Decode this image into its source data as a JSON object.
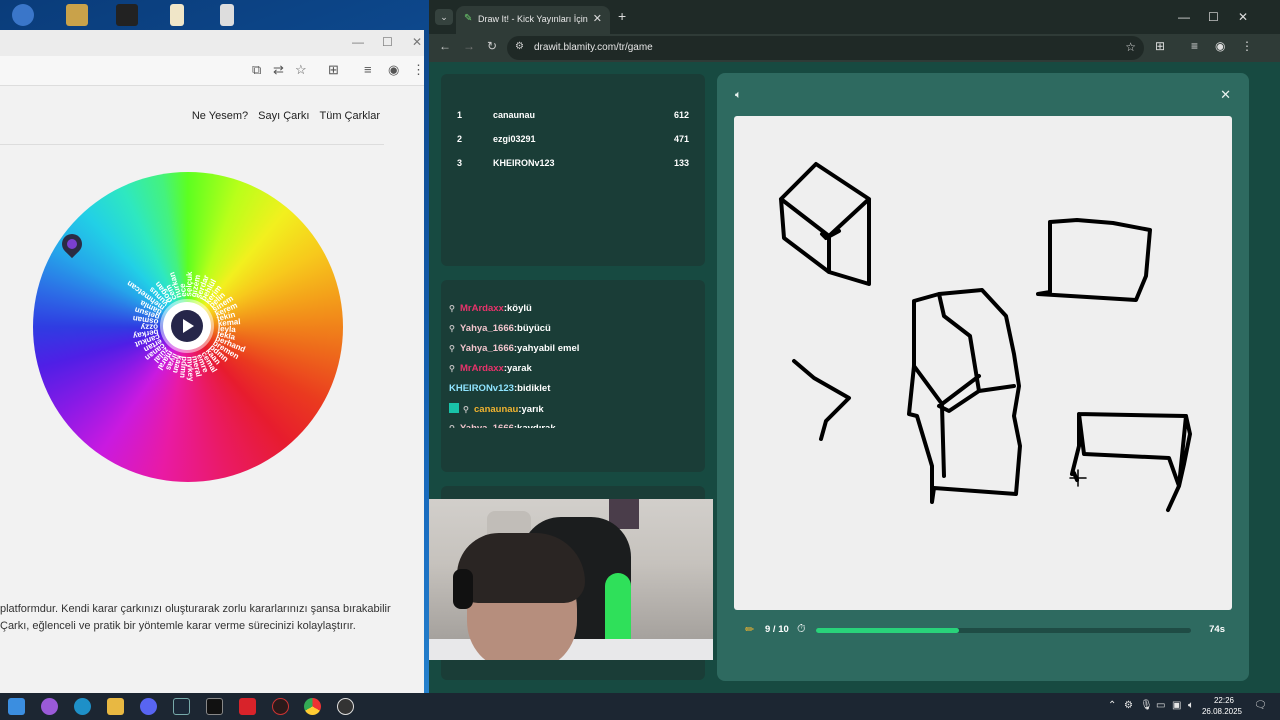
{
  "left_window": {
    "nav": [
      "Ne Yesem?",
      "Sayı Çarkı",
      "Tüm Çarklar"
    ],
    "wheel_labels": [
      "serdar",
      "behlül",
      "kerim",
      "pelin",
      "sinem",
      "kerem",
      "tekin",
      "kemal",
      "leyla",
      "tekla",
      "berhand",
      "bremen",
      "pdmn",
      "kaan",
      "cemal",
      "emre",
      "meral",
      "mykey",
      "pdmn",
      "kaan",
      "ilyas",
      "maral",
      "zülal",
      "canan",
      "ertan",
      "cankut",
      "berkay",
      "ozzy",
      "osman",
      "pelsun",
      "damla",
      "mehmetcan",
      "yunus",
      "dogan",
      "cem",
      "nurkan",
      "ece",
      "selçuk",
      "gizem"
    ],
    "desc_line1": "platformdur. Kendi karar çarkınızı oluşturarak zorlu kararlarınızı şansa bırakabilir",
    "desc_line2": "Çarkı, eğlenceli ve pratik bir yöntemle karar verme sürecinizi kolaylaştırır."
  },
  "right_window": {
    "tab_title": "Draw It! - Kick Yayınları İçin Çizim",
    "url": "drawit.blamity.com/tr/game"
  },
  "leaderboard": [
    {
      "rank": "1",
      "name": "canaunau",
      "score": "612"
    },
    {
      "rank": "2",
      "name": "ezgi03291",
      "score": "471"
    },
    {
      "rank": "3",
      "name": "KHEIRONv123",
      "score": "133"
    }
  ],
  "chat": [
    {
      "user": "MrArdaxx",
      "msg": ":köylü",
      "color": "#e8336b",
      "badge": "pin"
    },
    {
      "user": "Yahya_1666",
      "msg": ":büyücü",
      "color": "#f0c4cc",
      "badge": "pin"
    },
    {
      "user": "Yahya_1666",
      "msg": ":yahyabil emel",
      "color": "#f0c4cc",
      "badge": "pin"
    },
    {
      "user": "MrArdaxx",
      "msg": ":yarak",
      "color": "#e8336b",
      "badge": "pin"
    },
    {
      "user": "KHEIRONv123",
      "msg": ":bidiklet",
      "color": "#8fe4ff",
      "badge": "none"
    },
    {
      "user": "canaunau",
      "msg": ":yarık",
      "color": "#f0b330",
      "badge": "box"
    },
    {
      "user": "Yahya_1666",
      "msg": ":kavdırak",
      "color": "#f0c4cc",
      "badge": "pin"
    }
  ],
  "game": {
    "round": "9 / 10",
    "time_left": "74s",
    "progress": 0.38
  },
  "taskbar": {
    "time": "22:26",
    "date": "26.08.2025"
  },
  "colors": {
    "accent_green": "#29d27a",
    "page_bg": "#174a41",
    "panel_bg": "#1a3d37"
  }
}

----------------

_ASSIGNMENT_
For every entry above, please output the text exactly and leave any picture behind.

_WRITTEN SOLUTION_
Decode this image into its source data as a JSON object.
{
  "left_window": {
    "nav": [
      "Ne Yesem?",
      "Sayı Çarkı",
      "Tüm Çarklar"
    ],
    "wheel_labels": [
      "serdar",
      "behlül",
      "kerim",
      "pelin",
      "sinem",
      "kerem",
      "tekin",
      "kemal",
      "leyla",
      "tekla",
      "berhand",
      "bremen",
      "pdmn",
      "kaan",
      "cemal",
      "emre",
      "meral",
      "mykey",
      "pdmn",
      "kaan",
      "ilyas",
      "maral",
      "zülal",
      "canan",
      "ertan",
      "cankut",
      "berkay",
      "ozzy",
      "osman",
      "pelsun",
      "damla",
      "mehmetcan",
      "yunus",
      "dogan",
      "cem",
      "nurkan",
      "ece",
      "selçuk",
      "gizem"
    ],
    "desc_line1": "platformdur. Kendi karar çarkınızı oluşturarak zorlu kararlarınızı şansa bırakabilir",
    "desc_line2": "Çarkı, eğlenceli ve pratik bir yöntemle karar verme sürecinizi kolaylaştırır."
  },
  "right_window": {
    "tab_title": "Draw It! - Kick Yayınları İçin Çizim",
    "url": "drawit.blamity.com/tr/game"
  },
  "leaderboard": [
    {
      "rank": "1",
      "name": "canaunau",
      "score": "612"
    },
    {
      "rank": "2",
      "name": "ezgi03291",
      "score": "471"
    },
    {
      "rank": "3",
      "name": "KHEIRONv123",
      "score": "133"
    }
  ],
  "chat": [
    {
      "user": "MrArdaxx",
      "msg": ":köylü",
      "color": "#e8336b",
      "badge": "pin"
    },
    {
      "user": "Yahya_1666",
      "msg": ":büyücü",
      "color": "#f0c4cc",
      "badge": "pin"
    },
    {
      "user": "Yahya_1666",
      "msg": ":yahyabil emel",
      "color": "#f0c4cc",
      "badge": "pin"
    },
    {
      "user": "MrArdaxx",
      "msg": ":yarak",
      "color": "#e8336b",
      "badge": "pin"
    },
    {
      "user": "KHEIRONv123",
      "msg": ":bidiklet",
      "color": "#8fe4ff",
      "badge": "none"
    },
    {
      "user": "canaunau",
      "msg": ":yarık",
      "color": "#f0b330",
      "badge": "box"
    },
    {
      "user": "Yahya_1666",
      "msg": ":kavdırak",
      "color": "#f0c4cc",
      "badge": "pin"
    }
  ],
  "game": {
    "round": "9 / 10",
    "time_left": "74s",
    "progress": 0.38
  },
  "taskbar": {
    "time": "22:26",
    "date": "26.08.2025"
  },
  "colors": {
    "accent_green": "#29d27a",
    "page_bg": "#174a41",
    "panel_bg": "#1a3d37"
  }
}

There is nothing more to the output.